"Omne vivum ex ovo" is Latin for "All life [is] from [an] egg". This is a foundational concept of modern biology. Up into the 19th century it was commonly believed that under certain conditions life forms could appear spontaneously ("spontaneous generation"); for example, that maggots would spontaneously appear in rotten flesh, or that algae would spontaneously form in water, or that eel were generated when horse hairs fell into streams. Only with knowledge of modern cell biology was it established that all currently living organisms are descendants of one or more very similar parent organisms.
When the concept is taken to the extreme, it would imply that there was never a time without life. However, with a modern understanding, it means that all life can be traced back to the first cell.
The concept says nothing of the first emergence of life, or the first cell, which may have been made from self-replicating molecules and a phospholipid bilayer.

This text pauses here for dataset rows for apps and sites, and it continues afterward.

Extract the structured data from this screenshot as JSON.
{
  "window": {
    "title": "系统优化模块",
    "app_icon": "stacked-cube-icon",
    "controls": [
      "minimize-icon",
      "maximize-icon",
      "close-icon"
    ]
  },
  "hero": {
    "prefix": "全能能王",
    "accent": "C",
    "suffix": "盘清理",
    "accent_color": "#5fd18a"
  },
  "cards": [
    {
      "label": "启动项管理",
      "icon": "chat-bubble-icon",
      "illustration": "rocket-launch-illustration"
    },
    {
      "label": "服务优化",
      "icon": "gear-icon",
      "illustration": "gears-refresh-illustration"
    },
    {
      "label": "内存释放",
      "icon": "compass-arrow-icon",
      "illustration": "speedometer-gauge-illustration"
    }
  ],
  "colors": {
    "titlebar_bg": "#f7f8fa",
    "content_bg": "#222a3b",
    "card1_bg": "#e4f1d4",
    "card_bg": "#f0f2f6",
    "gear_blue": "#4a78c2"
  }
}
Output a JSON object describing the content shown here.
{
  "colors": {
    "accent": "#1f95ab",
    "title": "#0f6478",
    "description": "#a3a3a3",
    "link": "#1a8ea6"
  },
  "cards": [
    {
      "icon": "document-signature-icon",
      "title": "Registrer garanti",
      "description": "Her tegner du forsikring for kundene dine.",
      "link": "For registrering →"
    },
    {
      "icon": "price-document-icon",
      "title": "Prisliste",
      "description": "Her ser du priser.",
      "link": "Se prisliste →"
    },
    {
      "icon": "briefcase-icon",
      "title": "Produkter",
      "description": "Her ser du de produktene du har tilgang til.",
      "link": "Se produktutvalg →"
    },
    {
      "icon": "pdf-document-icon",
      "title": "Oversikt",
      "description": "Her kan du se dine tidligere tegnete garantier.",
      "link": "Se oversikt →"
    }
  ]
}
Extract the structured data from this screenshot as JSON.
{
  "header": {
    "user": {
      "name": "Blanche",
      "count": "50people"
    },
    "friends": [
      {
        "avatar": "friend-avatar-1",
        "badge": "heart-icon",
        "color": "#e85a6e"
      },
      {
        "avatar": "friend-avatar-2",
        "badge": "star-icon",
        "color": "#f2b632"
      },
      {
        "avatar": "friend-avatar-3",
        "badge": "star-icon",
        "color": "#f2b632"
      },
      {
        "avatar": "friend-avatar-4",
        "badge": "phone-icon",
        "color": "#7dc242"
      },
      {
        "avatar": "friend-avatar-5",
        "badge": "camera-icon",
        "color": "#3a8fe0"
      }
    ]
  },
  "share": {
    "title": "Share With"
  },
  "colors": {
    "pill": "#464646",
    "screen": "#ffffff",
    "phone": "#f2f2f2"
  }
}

Last updated: 06-02-2005 17:26:04
Last updated: 08-19-2005 10:52:14